It feels like Sakura, Sasuke and Naruto fourteen and together, safe in Kakashi’s house in a way they never were, asleep in a big bed with all their limbs tangled together. That had never happened, of course, but the sensation is there, soft and wrapped around him like a gossamer hug. If he examines it too hard it feels like the safest touch he’s ever known, like a chakra impression of Kushina in a sunlit meadow, except without any kind of time limit-- and frankly that’s just too much to unpack.
Harry weaves his way into the conversation with something like ease, relaxing as he realizes he can’t possibly say anything so awkward or outlandish that they’ll turn their backs to him. It is always a risk, a fear deeply buried, no matter how bright the golden image of the three of them coming together after the war.
Sakura had been teased mercilessly, Naruto nearly abandoned, and Sasuke so thoroughly separated from his peers and superiors that it had taken years to break through to him.
Harry had kept to himself for most of his childhood, exploring the world of his dreams, and only in the last few years managing to embrace the difference instead of hide it. The difference between now and then is staggering.
There's a wand holstered at his forearm in a fancy holster, professionally charmed so he can't even feel it, and he's got a pouch of kunai that's bigger on the inside hidden under genjutsu at his hip. On his finger glints a ruby set in mithril that will tell him if he's about to drink poison or potion and it connects Seph to him across time and space. The castle around him brushes like a bijuu against the back of his mind, huge and ancient and welcoming him home.
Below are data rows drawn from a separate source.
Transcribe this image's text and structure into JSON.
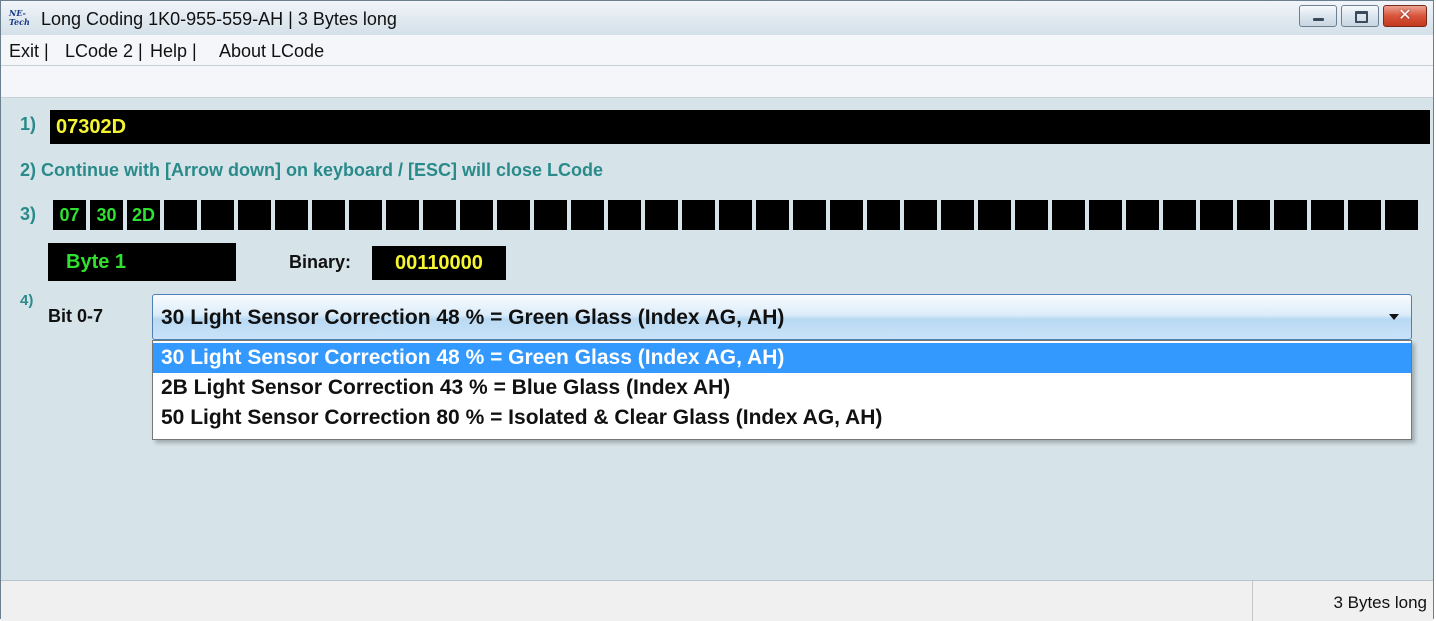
{
  "window": {
    "title": "Long Coding  1K0-955-559-AH | 3 Bytes long",
    "icon_text_top": "NE-",
    "icon_text_bottom": "Tech",
    "icon_name": "ne-tech-logo-icon",
    "min_icon": "minimize-icon",
    "max_icon": "maximize-icon",
    "close_icon": "close-icon",
    "close_glyph": "✕"
  },
  "menu": {
    "items": [
      {
        "label": "Exit |"
      },
      {
        "label": "LCode 2 |"
      },
      {
        "label": "Help |"
      },
      {
        "label": "About LCode"
      }
    ]
  },
  "step1": {
    "number": "1)",
    "value": "07302D"
  },
  "step2": {
    "text": "2) Continue with [Arrow down] on keyboard / [ESC] will close LCode"
  },
  "step3": {
    "number": "3)",
    "bytes": [
      "07",
      "30",
      "2D",
      "",
      "",
      "",
      "",
      "",
      "",
      "",
      "",
      "",
      "",
      "",
      "",
      "",
      "",
      "",
      "",
      "",
      "",
      "",
      "",
      "",
      "",
      "",
      "",
      "",
      "",
      "",
      "",
      "",
      "",
      "",
      "",
      "",
      "",
      "",
      "",
      ""
    ],
    "byte_label": "Byte 1",
    "binary_label": "Binary:",
    "binary_value": "00110000"
  },
  "step4": {
    "number": "4)",
    "bit_label": "Bit 0-7",
    "selected": "30 Light Sensor Correction 48 % = Green Glass (Index AG, AH)",
    "dropdown_icon": "dropdown-arrow-icon",
    "options": [
      {
        "label": "30 Light Sensor Correction 48 % = Green Glass (Index AG, AH)",
        "selected": true
      },
      {
        "label": "2B Light Sensor Correction 43 % = Blue Glass (Index AH)",
        "selected": false
      },
      {
        "label": "50 Light Sensor Correction 80 % = Isolated & Clear Glass (Index AG, AH)",
        "selected": false
      }
    ]
  },
  "status": {
    "text": "3 Bytes long"
  },
  "colors": {
    "background": "#d6e4ea",
    "label_teal": "#2a8a8a",
    "value_yellow": "#f5f531",
    "byte_green": "#2fe22f",
    "selection_blue": "#3399ff"
  }
}
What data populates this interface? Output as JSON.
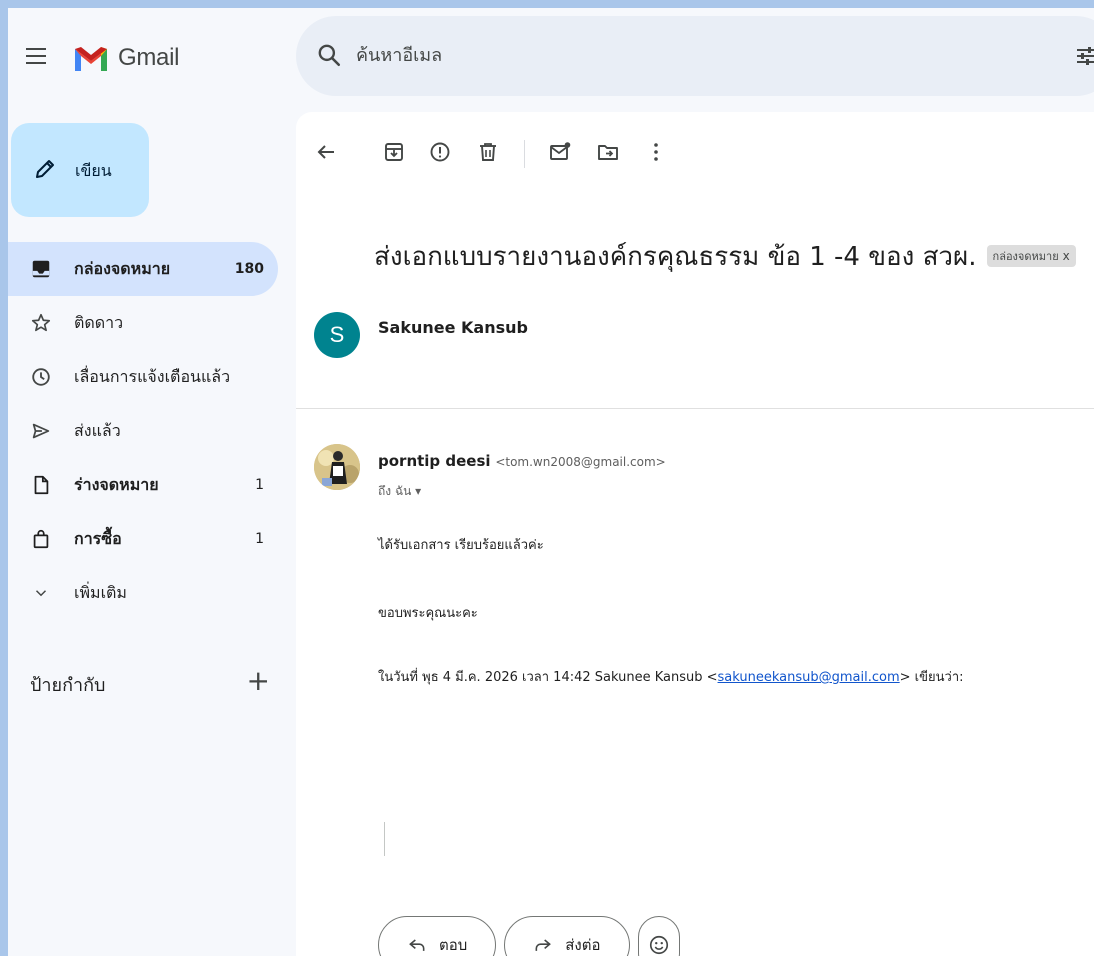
{
  "app": {
    "name": "Gmail"
  },
  "search": {
    "placeholder": "ค้นหาอีเมล"
  },
  "sidebar": {
    "compose_label": "เขียน",
    "items": [
      {
        "label": "กล่องจดหมาย",
        "count": "180",
        "icon": "inbox-icon"
      },
      {
        "label": "ติดดาว",
        "count": "",
        "icon": "star-icon"
      },
      {
        "label": "เลื่อนการแจ้งเตือนแล้ว",
        "count": "",
        "icon": "snooze-icon"
      },
      {
        "label": "ส่งแล้ว",
        "count": "",
        "icon": "send-icon"
      },
      {
        "label": "ร่างจดหมาย",
        "count": "1",
        "icon": "draft-icon"
      },
      {
        "label": "การซื้อ",
        "count": "1",
        "icon": "shopping-bag-icon"
      },
      {
        "label": "เพิ่มเติม",
        "count": "",
        "icon": "chevron-down-icon"
      }
    ],
    "labels_title": "ป้ายกำกับ",
    "labels_add": "+"
  },
  "email": {
    "subject": "ส่งเอกแบบรายงานองค์กรคุณธรรม ข้อ 1 -4 ของ สวผ.",
    "tag": "กล่องจดหมาย",
    "tag_close": "x",
    "first_sender": {
      "initial": "S",
      "name": "Sakunee Kansub"
    },
    "reply": {
      "sender_name": "porntip deesi",
      "sender_email": "<tom.wn2008@gmail.com>",
      "to_me": "ถึง ฉัน ▾",
      "line1": "ได้รับเอกสาร เรียบร้อยแล้วค่ะ",
      "line2": "ขอบพระคุณนะคะ",
      "quote_prefix": "ในวันที่ พุธ 4 มี.ค. 2026 เวลา 14:42 Sakunee Kansub <",
      "quote_email": "sakuneekansub@gmail.com",
      "quote_suffix": "> เขียนว่า:"
    },
    "actions": {
      "reply_label": "ตอบ",
      "forward_label": "ส่งต่อ"
    }
  },
  "colors": {
    "compose_bg": "#c2e7ff",
    "active_nav_bg": "#d3e3fd",
    "avatar_s_bg": "#00838f",
    "link": "#1155cc"
  }
}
It’s absurd how at-ease he feels in his own skin, settled and safe, all the curiosity and worry over classes and magical mysteries pushed aside for tomorrow.
The conversation he had with the hereditament of his forefather lingers, but Harry has more answers than questions. The experience has left him feeling sure in himself.
He doesn’t have to love this world to fight for it-- he only has to be a part of it.
And for tonight, at least, he finally is.